Last night I met up with another member of the FPN-P group and traded in my Kaweco ALSport for a Parker Vacumatic. I liked my Kaweco a lot, but I’ve been so infatuated with the Parker Vac for as long as I’ve been collecting. I put up my Kaweco for sale or trade to fund another purchase (another Parker 51), but when the seller came up to offer his Parker Vac, I jumped on it. It’s not like I can walk inside Scribe and buy an almost 70 year old pen.
I’ve only seen Parker Vacs in photos so I didn’t know what to expect when I finally saw it in person. This pen is on the small side (about the same size as my Parker 51 demi). The first impression I had on it was quite pleasant. I thought it was a beautiful pen, and the details on it are very impressive.
The Vacumatic line was first produced in the year 1932 and continued production until 1948. It replaced the Duofold as the top of the line pens for Parker during this time period. This particular pen I got was made in the second quarter of 1945, based on the fact that the color Azure Blue Pearl was manufactured from 1940-1948 as well as the date code “.5.” on the barrel. It has a single jewel on the cap and an enameled blue diamond on the clip which signifies Parker’s lifetime warranty.
What initially drew me to the Parker Vacumatic was the unique design of the cap and barrel. It’s really hard to capture the depth and complexity of the colors in photos but it’s actually alternating rings of celluloid. The clarity on the body on this pen isn’t superb, but it’s still beautiful and majority of it is still luminous.
The design of the clip is reminiscent of the artdeco movement. They just don’t make the clips exactly the same way anymore. I love the details on it. This one’s called the split arrow; underneath the blue enameled diamond is the word PARKER. I like that the lines on the arrow’s quiver is imprinted very clearly and it’s ornate without being overly decorative.
The edge of the cap also has some beautiful geometric patterns (typical of artdeco designs during those years) on the brass trim. It’s already a bit faint but it’s still visible.

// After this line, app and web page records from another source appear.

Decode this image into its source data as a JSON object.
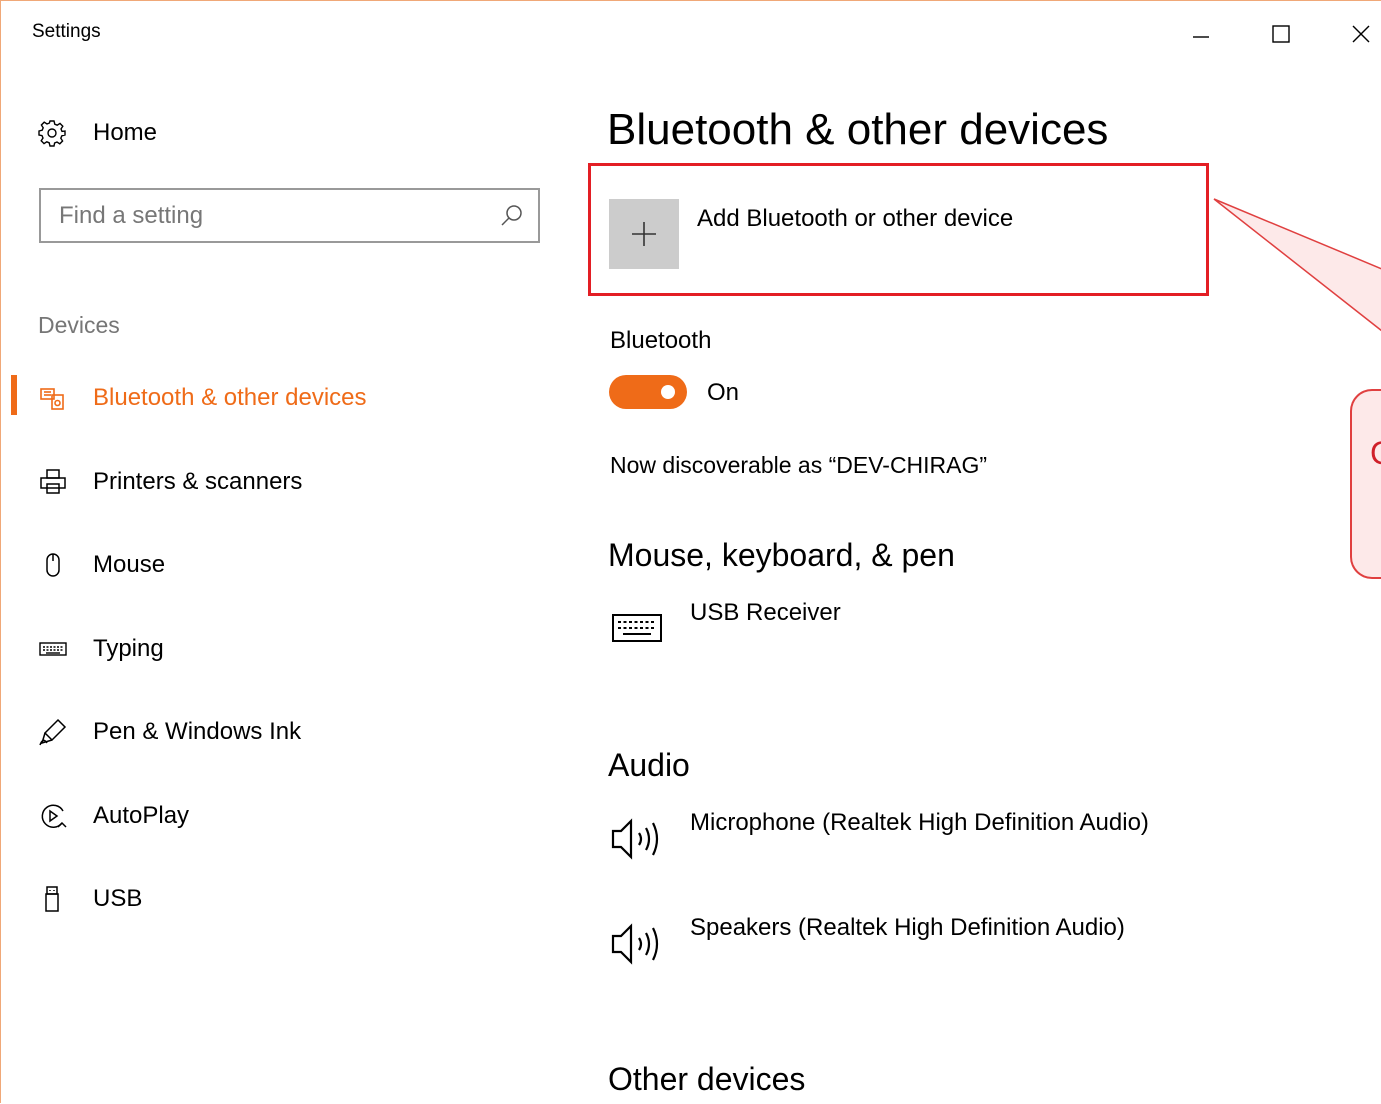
{
  "window": {
    "title": "Settings",
    "controls": {
      "minimize": "minimize-icon",
      "maximize": "maximize-icon",
      "close": "close-icon"
    }
  },
  "sidebar": {
    "home_label": "Home",
    "search": {
      "placeholder": "Find a setting",
      "value": ""
    },
    "section_label": "Devices",
    "items": [
      {
        "label": "Bluetooth & other devices",
        "icon": "bluetooth-devices-icon",
        "active": true
      },
      {
        "label": "Printers & scanners",
        "icon": "printer-icon",
        "active": false
      },
      {
        "label": "Mouse",
        "icon": "mouse-icon",
        "active": false
      },
      {
        "label": "Typing",
        "icon": "keyboard-icon",
        "active": false
      },
      {
        "label": "Pen & Windows Ink",
        "icon": "pen-icon",
        "active": false
      },
      {
        "label": "AutoPlay",
        "icon": "autoplay-icon",
        "active": false
      },
      {
        "label": "USB",
        "icon": "usb-icon",
        "active": false
      }
    ]
  },
  "main": {
    "title": "Bluetooth & other devices",
    "add_device_label": "Add Bluetooth or other device",
    "bluetooth": {
      "label": "Bluetooth",
      "toggle_state": "On",
      "enabled": true,
      "discoverable_text": "Now discoverable as “DEV-CHIRAG”"
    },
    "sections": [
      {
        "heading": "Mouse, keyboard, & pen",
        "devices": [
          {
            "name": "USB Receiver",
            "icon": "keyboard-icon"
          }
        ]
      },
      {
        "heading": "Audio",
        "devices": [
          {
            "name": "Microphone (Realtek High Definition Audio)",
            "icon": "speaker-icon"
          },
          {
            "name": "Speakers (Realtek High Definition Audio)",
            "icon": "speaker-icon"
          }
        ]
      },
      {
        "heading": "Other devices",
        "devices": []
      }
    ]
  },
  "annotation": {
    "callout_text": "C"
  },
  "colors": {
    "accent": "#ef6b18",
    "highlight": "#e31e24",
    "callout_fill": "#fde9e9"
  }
}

This pen is called a Vacumatic Major, even if there’s nothing “major” about the size. The length of the pen while capped is just a little over 5”. It’s light, but the pen is so beautiful and so well-made that it doesn’t feel like you’re holding cheap plastic even if it’s not a particularly heavy pen.
The balance of the pen is just spot on; I can use it with ease whether posted or unposted.
The nib is 14k gold, although this one’s from a Vacumatic made in 1948. What I found interesting is how the artdeco design on the nib makes it feel pointier when writing. I compared the nib’s design with my TWSBI 580 Diamond and it does look similar in shape and size, but the design on the nib of the Vacumatic gives it a more slender look. When I write with it, it feels like I’m writing with a narrower point than I actually am, like I’m writing with a quill. It also gives a visual impression that it’s slightly folded in the middle, but it’s really just the split arrow etched along the middle.
The first time I tried the pen, it was writing dry. However, I knew that this can be easily remedied. So I tuned it a little when I got home and viola! It writes with a generous ink flow. It rivals the smoothness of my Parker 51 (one of my favorites) with the plus side that it lays down a significantly wetter line and the nib is gorgeous.
If I do a bit of speed writing on it, it’s even more delightful. It has that pleasant feedback on it and the feed keeps up nicely.
Below is the video of a writing sample I made. I wrote all this with little to no pressure on the pen. You can see how generous the ink flow is and how the nib just glides effortlessly on paper.
The filling system is (as the name implies) a vacumatic filler. Being a third generation Vac, it has a plastic plunger made of celluloid material because other metals were scarce at that time (due to World War II). The pen’s diaphragm and filling mechanism works perfectly, though. I filled and refilled it several times in the night because I couldn’t make up my mind which ink to use, and the vacumatic system held up well. This filling system also means that the pen holds more ink than cartridge/converter fillers.
All in all, I consider this pen one of the most beautiful I have in my collection so far. I am glad to have traded for it and I inked it up with Parker Quink black just until I can get a better shade of blue that I can be happy with. It’s already part of my daily carry, after I put it through long and continuous use last night. I love it a lot. For a 69-year old pen, it looks gorgeous!
It needs a bit more polishing, but with a little bit of time and patience, it’s gonna look more beautiful. The barrel’s clarity is still pretty good, but as one veteran collector told me, eventually the celluloid will react to the chemicals of the ink and will cause some amber discoloration on the barrel. It’s best to take it in stride as part of the patina it will gain over time. Still, for its age it looks really well taken care of.
The laminated celluloid of this pen is simply beautiful. I was having a hard time taking a good photo of it to show off the depth and complexity of the design so I just took a video. It doesn’t completely capture the beauty of the celluloid rings, though. I guess the best way to fully appreciate this pen is to see it in person. Suffice it to say that I’m completely infatuated with this pen. I’m eager to find it in other colors, and in a medium point. 🙂